Furthermore, I always encourage parents and children to recommit and reprioritize play by taking Voice of Play’s “Play Pledge.” For over two decades, the “Play Pledge” has encouraged parents and their children to commit to a goal of at least one hour of outdoor free play each day.

I always say that play is the great equalizer and allows children to develop empathy and readily accept differences. Inclusive play encourages and promotes understanding, helps in coping with mental impacts of social injustice, builds self-esteem and supports acceptance from an early age into adulthood. By making sure that one of these playgrounds exists in your neighborhood, or advocating for one if it does not, we are setting our children up for success, acceptance and social and physical benefits for the remainder of their lives. 

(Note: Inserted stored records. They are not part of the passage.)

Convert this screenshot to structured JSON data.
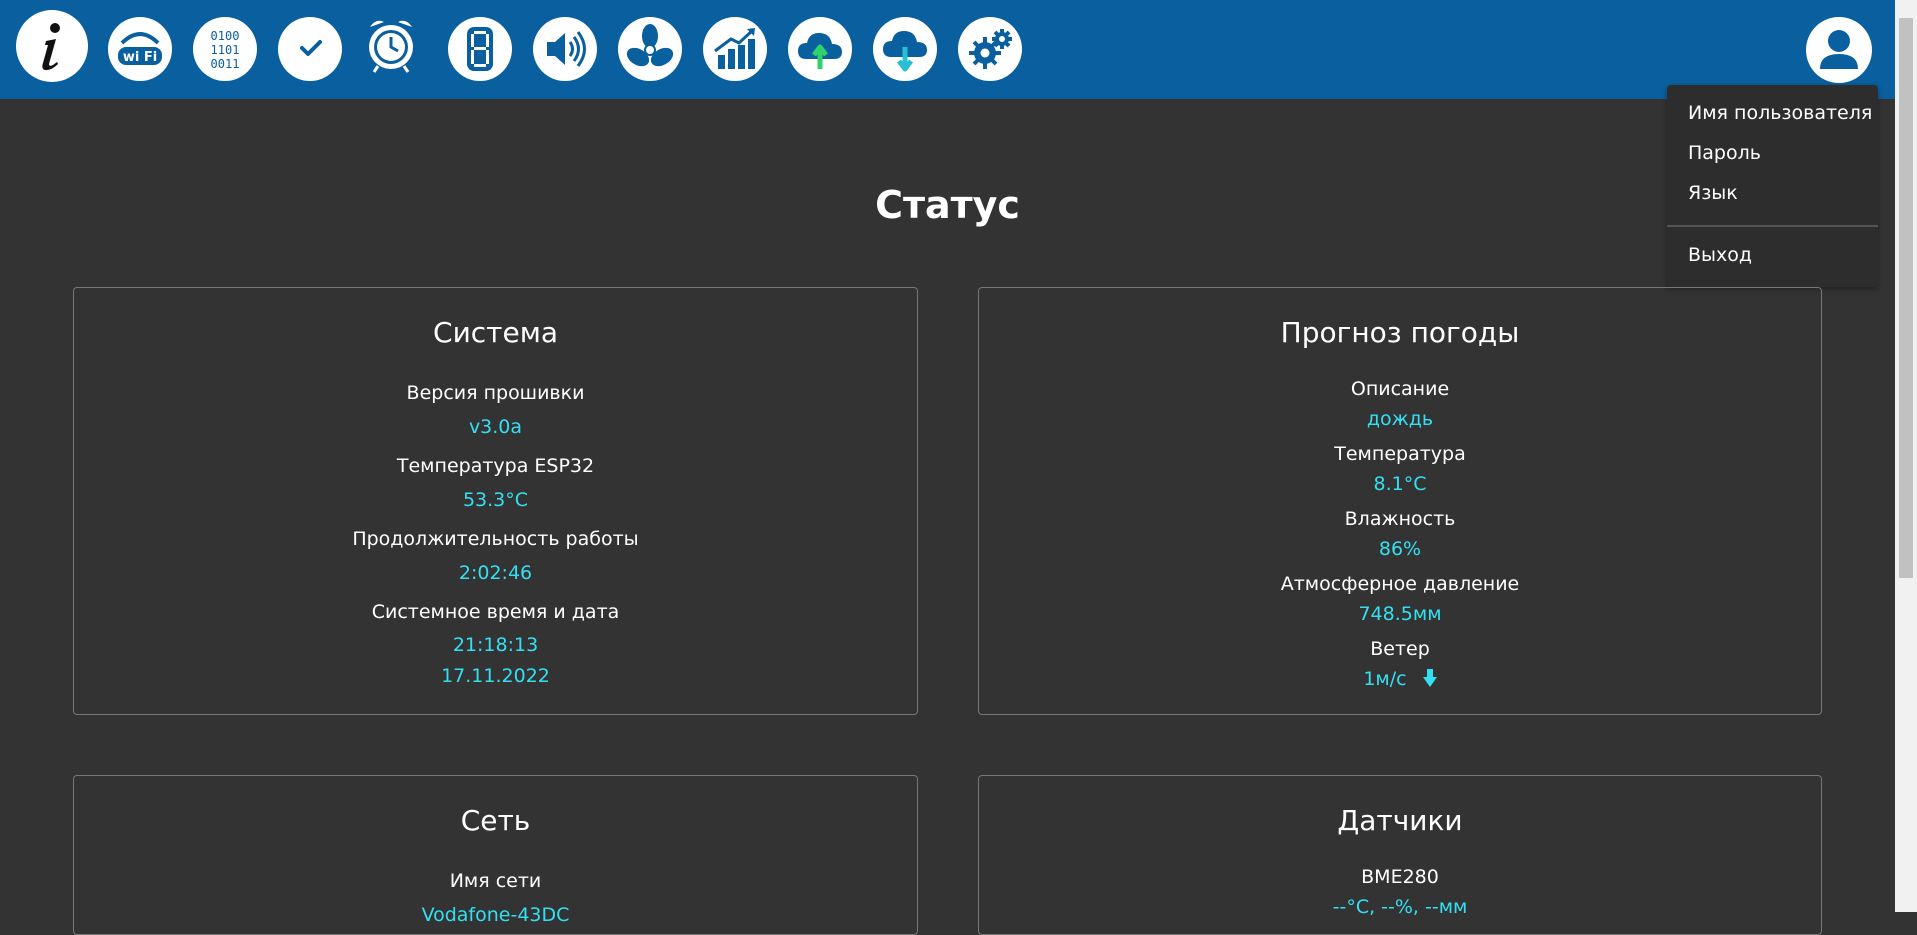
{
  "colors": {
    "topbar": "#0a5f9e",
    "background": "#333333",
    "value": "#33e0f3",
    "icon": "#0a5f9e"
  },
  "nav_icons": [
    "info-icon",
    "wifi-icon",
    "binary-icon",
    "checkmark-icon",
    "alarm-clock-icon",
    "seven-segment-display-icon",
    "speaker-icon",
    "fan-icon",
    "chart-icon",
    "cloud-upload-icon",
    "cloud-download-icon",
    "settings-gears-icon"
  ],
  "nav": {
    "wifi_text": "wi Fi",
    "binary_rows": [
      "0100",
      "1101",
      "0011"
    ]
  },
  "user_menu": {
    "icon": "user-icon",
    "items": [
      "Имя пользователя",
      "Пароль",
      "Язык"
    ],
    "logout": "Выход"
  },
  "page_title": "Статус",
  "system": {
    "title": "Система",
    "firmware_label": "Версия прошивки",
    "firmware_value": "v3.0a",
    "esp_temp_label": "Температура ESP32",
    "esp_temp_value": "53.3°C",
    "uptime_label": "Продолжительность работы",
    "uptime_value": "2:02:46",
    "datetime_label": "Системное время и дата",
    "time_value": "21:18:13",
    "date_value": "17.11.2022"
  },
  "weather": {
    "title": "Прогноз погоды",
    "description_label": "Описание",
    "description_value": "дождь",
    "temperature_label": "Температура",
    "temperature_value": "8.1°C",
    "humidity_label": "Влажность",
    "humidity_value": "86%",
    "pressure_label": "Атмосферное давление",
    "pressure_value": "748.5мм",
    "wind_label": "Ветер",
    "wind_value": "1м/с",
    "wind_direction_icon": "arrow-down-icon"
  },
  "network": {
    "title": "Сеть",
    "ssid_label": "Имя сети",
    "ssid_value": "Vodafone-43DC"
  },
  "sensors": {
    "title": "Датчики",
    "bme280_label": "BME280",
    "bme280_value": "--°C, --%, --мм"
  }
}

Tom Norquist is a founding board member and past president of IPEMA. Under his leadership, IPEMA formed their value of play outreach effort through the Voice of Play initiative. With 40 years of industry experience, Tom is a passionate speaker, award-winning park designer, and international advocate for play. He is a long-term active ASTM representative and President of the National Institute for Play. He also teaches at Auburn University’s School of Industrial and Graphic Design, receiving two Distinguished Service Awards. Tom has been involved in countless play innovations and has expertise in inclusion, child development, and multigenerational play. His expertise has been featured on the NBC Nightly News.